Capitalize on inspiration — A CMWorld concept we have really embraced was around reaching our audiences by focusing on their moments of inspiration… the very places that decisions happen. In order to reach audiences and move the relationship along we need to rethink marketing-qualified-leads, the sales funnel (pick your favorite), the conversion, etc., and instead focus on how to move your target to the moment of inspiration. When we understand what triggers our audience to make a change, can we harness that decision point and meet them in the moment?


Sub-segment your audience — One of the most compelling tools that Drew Davis brought forth was fractal marketing (see video below). With so many of our products serving such small audiences, using this technique can help to provide depth to seemingly uniform audiences and identify niches within where you can have relevant engagements that revolve around their universe – rather than forcing them into ours.


You likely know the prescribing attributes of your target audience, but have you explored the behavioral variations that can drive your message home?

What content do we have already? — Many Content Marketing World sessions focused on content auditing techniques and case studies, which resonates well in pharma where producing content from scratch can be time-consuming and challenging. Focusing on which values should be recorded, to how to score those values can be vital to producing a complete inventory.

Additionally, Ruth Stevens reminded us that as we are planning our content library, design content for repurposing – for example, each long form asset should support 5-10 tweets. The brands we support likely have produced content in the form of studies, data, HCP materials, etc. What available content can be reframed for a new mission?

Have different conversations — Tom Martin‘s session on making content support the sales cycle introduced the concept of second click content: content created not for the introduction, but for furthering the relationship. This type of content is designed to answer the deep questions posed within the sales cycle, and allow the brand to complete through education. Content provided is perceived to be unbiased as it answers the posed questions. In creating content for our audience, are we showcasing our differentiators as the optimum answer(s) to the right questions?
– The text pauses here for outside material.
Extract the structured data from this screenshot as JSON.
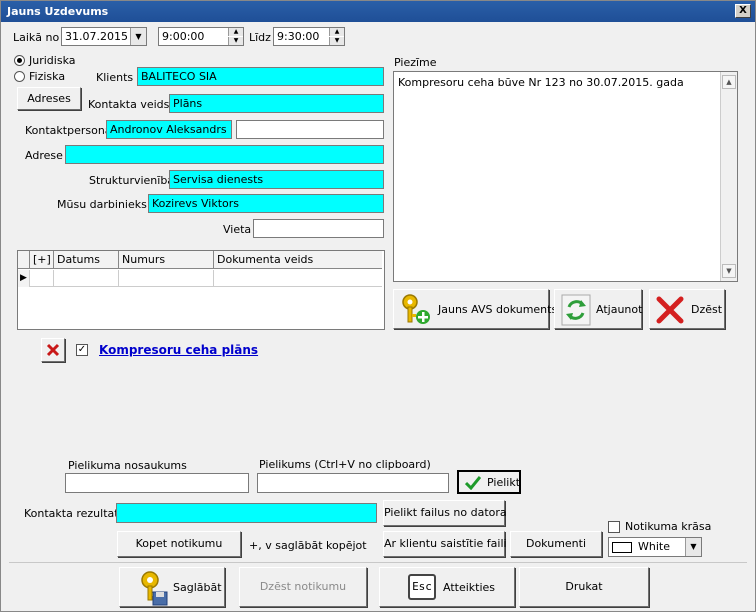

So, calling all my fellow content procrastinators! If you’ve been looking to produce content to support your brand, what has been your approach to aligning your unique content to your brand’s opportunity. What’s been holding you back from producing the content you want?

About the Author:

As Managing Director of Innovation for Syneos Health Communications, Leigh is responsible for shaping the company’s perspective on the next era of healthcare marketing. Through thought leadership, strategic innovation workshops and new products and capabilities, Leigh focuses on identifying marketing approaches that will fuel that new era and generate significant growth for clients. Leigh has worked with Fortune 1000 companies to craft their digital, mobile, social and CRM strategies for over 17 years. She’s worked for category-leading agencies in retail, public affairs, B2B technology, and higher education. Prior to moving to Syneos Health Communications, she had several leadership roles at one of our agencies, GSW. There, she founded an innovation practice fueled by the zeitgeist and spearheaded digital and innovation thinking across the business. Leigh has taken a special interest in complex healthcare products that can change lives in meaningful ways. She was recently a strategic lead on the 3rd largest launch in pharmaceutical history: Tecfidera. Before that she had keys roles with Eli Lilly Oncology, Abbott Nutrition, Amgen Cardiovascular, and Eli Lilly Diabetes. A critical part of Leigh’s work is trends and new ideas. Every year, she convenes a group of trend watchers from across our global network to identify the shifts most critical to healthcare marketers. Leigh is a sought-after writer and speaker. Recognized as one of the most inspiring people in the pharmaceutical industry by PharmaVoice, Leigh also was recognized as a Rising Star by the Healthcare Businesswomen's Association (HBA) for her overt passion, industry thought leadership and significant contributions in new business, strategy and mentoring.